Production Layouts

Process layout: This type of facility has the floor laid out in specific departments with specific functions. The product is carried back and forth between departments as functions need to be performed on it. 

An example of this type of layout could be used in a custom furniture shop. There could be a sawing and planing department to prepare the stock wood, a tooling department to shape the wood, an assembly department, and a finishing department. As the furniture is being made the product moves from department to department.

Product layout (assembly line): With this type of facility, the product flows in a line and the layout of the processes is determined by the sequence necessary to produce the product. 

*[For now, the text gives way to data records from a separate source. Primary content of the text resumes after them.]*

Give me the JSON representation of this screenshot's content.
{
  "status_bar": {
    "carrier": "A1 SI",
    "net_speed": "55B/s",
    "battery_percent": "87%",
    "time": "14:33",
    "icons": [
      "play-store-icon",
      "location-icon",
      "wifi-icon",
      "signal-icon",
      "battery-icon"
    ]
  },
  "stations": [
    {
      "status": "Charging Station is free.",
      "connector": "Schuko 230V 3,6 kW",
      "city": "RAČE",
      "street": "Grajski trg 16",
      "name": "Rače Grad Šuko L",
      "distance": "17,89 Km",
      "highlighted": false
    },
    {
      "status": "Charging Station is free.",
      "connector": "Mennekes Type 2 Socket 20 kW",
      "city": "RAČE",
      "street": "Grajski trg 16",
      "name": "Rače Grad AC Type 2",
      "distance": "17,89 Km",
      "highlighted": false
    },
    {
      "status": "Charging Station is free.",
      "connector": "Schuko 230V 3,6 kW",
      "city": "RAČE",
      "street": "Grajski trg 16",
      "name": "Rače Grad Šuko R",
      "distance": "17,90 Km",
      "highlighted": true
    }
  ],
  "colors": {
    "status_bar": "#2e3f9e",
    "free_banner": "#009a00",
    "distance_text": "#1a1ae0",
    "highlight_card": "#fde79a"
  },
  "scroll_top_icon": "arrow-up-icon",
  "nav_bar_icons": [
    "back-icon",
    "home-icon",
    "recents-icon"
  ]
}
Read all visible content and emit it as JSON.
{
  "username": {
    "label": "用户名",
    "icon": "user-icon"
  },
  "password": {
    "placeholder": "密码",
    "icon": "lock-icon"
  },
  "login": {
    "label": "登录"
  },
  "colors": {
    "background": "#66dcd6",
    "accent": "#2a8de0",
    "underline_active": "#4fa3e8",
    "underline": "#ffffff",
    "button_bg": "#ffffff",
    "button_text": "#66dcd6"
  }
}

A lighting fixture assembly plant could be laid out this way. The assembly line for a table lamp could start with assembling the base and stand for the lamp, then it could travel by conveyor to have the wiring and light fixture added, then moved to have the shade added, and finally it flows to be packed and shipped. The lamp flows through the plant which is arranged according to the steps required to finish the lamp. 

Fixed layout: The product does not move in this type of layout. This layout is for products which are too large, bulky, or fragile to move. Everything necessary to make the product is brought to the product. 

A naval shipyard would be a good example of this type of layout. A battleship is far too large to be moved from department to department or to be moved on an assembly line. In the naval shipyard the materials, specialized departments, tools, and personnel are brought to the construction site.

Work cells: This type of facility is laid out in cells or pods. The work group is responsible for completing either a portion of the product, or the complete product from start to finish.

A research and development facility might use this type of layout. This way the workers will have all the tools necessary to make prototypes and test products for their team. 

Combined layouts: This facility type may have any combination of the facility floor layouts. 

An example of a combined layout might be a jet engine manufacturing plant where they might have work cells for the turbine fin assembly, process layout for the machine shop to make custom components, a product layout for the fuel system assembly, and a fixed layout for the final assembly of the engine.